Excluding Steinhoff, the loss of shareholder value after the shares of the companies crashed earlier in 2018 has been the country’s standout corporate scandal of the year. The R120bn figure does not tell the full extent. For one thing, it does not account for the harm it did to confidence more broadly, contributing to the listed property index in the JSE losing about a quarter in 2018 so far.
South Africans from all walks of life have traditionally regarded property as a relatively safe asset offering a fairly constant income stream. Most people are exposed to companies through their pension funds and other investment vehicles, meaning the effect of a sudden drop is not always immediately felt, and much of the commentary portrays, wrongly, the loss as accruing to fund managers, rather than individuals.
Property is different and that total loss will have been a cause of much misery and anxiety across the country, with pensioners losing a substantial portion of their savings. These will be people who started saving decades ago before the current wisdom about diversification became the norm.
The collapse in the companies’ shares was sparked by allegations of share price manipulation that began in February after a number of asset managers raised red flags about the companies. These included allegations of insider trading in their shares and potential conflict of interest in dealings between related parties.
The companies’ executives responded by appointing former auditor-general Shauket Fakie to look into the allegations, and Resilient was cleared of any wrongdoing. There were always reservations about the scope and accuracy of that investigation.
It definitely did not convince some of the biggest institutions in the country, who are entrusted with trillions of rand of investors’ savings. They attacked “a perceived lack of independence and insufficient scope” in previous probes by the company’s directors.
While the PwC probe is a step in the right direction and investors need to put pressure on the rest of the stable to follow suit, this cannot be a satisfactory end. Any investigation commissioned by the companies themselves will attract a degree of scepticism.

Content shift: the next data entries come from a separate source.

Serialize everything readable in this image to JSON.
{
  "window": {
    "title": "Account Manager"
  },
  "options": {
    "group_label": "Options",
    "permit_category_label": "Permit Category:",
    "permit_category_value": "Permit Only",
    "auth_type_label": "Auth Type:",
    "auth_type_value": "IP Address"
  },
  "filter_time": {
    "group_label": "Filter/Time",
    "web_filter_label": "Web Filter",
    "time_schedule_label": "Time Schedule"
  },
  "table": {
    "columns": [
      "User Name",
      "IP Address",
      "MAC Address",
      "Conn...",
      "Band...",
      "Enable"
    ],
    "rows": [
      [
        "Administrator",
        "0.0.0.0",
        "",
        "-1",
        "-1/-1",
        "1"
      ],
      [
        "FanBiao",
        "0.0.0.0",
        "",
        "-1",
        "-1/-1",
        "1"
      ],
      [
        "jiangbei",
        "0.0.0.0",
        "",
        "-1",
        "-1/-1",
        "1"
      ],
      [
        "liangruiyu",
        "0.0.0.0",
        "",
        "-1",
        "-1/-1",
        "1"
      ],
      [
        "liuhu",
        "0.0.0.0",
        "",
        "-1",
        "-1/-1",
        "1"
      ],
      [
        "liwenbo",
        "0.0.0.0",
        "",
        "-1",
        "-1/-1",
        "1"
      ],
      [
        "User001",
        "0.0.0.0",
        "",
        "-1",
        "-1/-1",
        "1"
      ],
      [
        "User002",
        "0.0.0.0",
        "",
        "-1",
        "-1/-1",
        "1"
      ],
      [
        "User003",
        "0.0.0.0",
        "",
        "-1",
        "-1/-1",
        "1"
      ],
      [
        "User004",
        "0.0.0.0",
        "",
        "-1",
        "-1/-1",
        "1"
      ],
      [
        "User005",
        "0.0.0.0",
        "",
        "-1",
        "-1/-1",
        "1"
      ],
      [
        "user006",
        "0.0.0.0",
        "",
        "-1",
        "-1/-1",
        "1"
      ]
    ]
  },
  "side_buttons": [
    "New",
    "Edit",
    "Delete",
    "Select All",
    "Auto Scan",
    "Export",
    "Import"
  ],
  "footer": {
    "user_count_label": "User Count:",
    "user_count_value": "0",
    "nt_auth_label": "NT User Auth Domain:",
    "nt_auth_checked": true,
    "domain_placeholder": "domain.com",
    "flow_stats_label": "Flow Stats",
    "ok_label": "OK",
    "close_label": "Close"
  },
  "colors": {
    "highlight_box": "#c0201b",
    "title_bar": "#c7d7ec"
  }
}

This is where the regulators, who so far have shown every sign that they are asleep at the wheel, need to come to the party and do their job.
It is simply not good enough that the Financial Services Conduct Authority, which announced in March that it was investigating the companies for share price manipulation and false and misleading financial statements, has had nothing more to say than that its investigation is ongoing.
For its own credibility, it needs to show up.